The Mefisto model, based on the previous aggregate data structure and on a reviewed set of operators, has been proposed in Rafanelli & Ricci (1988, 1990, 1991, 1993). In these papers a formalization of the above-mentioned elements of the model (data structure and operators) is illustrated. Part of these operators were further studied in later papers (see Rafanelli & Shoshani, 1990; Bezenchek, Rafanelli, & Tininini, 1996a, 1996b).
As mentioned in the introduction of this chapter, visualization and data analysis (which represent, together with query formulation and extracting aggregate data from a database, the four steps for data analysis applications, as discussed in Gray et al., 1997), use tools which carry out dimensionality reduction (aggregation or summarization) in order to represent the dataset as an n-dimensional space. Boolean operations or logical associations between data are not of prime importance to users; in addition, updating and deleting data is rare or forbidden (see Ghosh, 1986), because their statistical use means they are generally considered static data, that is, data which represent "events consolidated in time." In fact, the most common manipulation is related to the encoding of data summarization, or to the reclassification of the descriptive data. In order to schematically represent the operations formally described later in this chapter, we use the graph in Figure 1, where the orientated edges go from the input data structure to the output data structure, with regard to the operations associated with a single edge.

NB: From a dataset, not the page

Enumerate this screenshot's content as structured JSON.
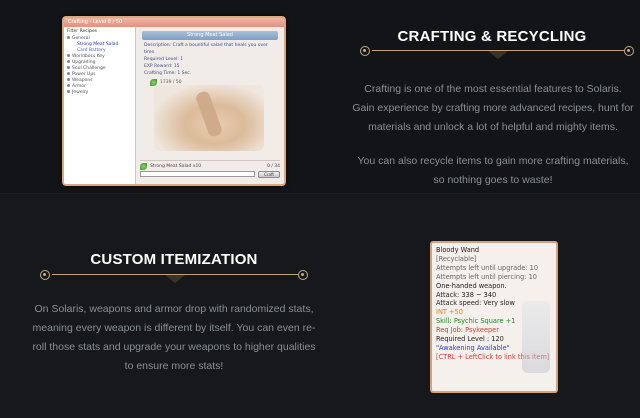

The algebra operations can have one or two multidimensional aggregate entities in input, or the couple <relation, multidimensional aggregate entity>; output is one multidimensional aggregate entity. The relational algebra operations (see, for example, Abiteboul, Hull, & Vianu, 1995) are necessary for the manipulation of relations resulting from the performance of the comparison operation; they are relations in non-first normal-form (that is, relations having a set like tuple components, relations such as those discussed in Ozsoyoglu, Ozsoyoglu, & Matos (1987).
The operators, described in the following, refer to the n-dimensional aggregate data structure, generally represented by a table. They are able to operate on this data structure, working only on its descriptive part. Furthermore the way of working on the summary values is included in each operation, that is, the computation of the summary values is automatic and therefore it happens in a manner transparent to the user.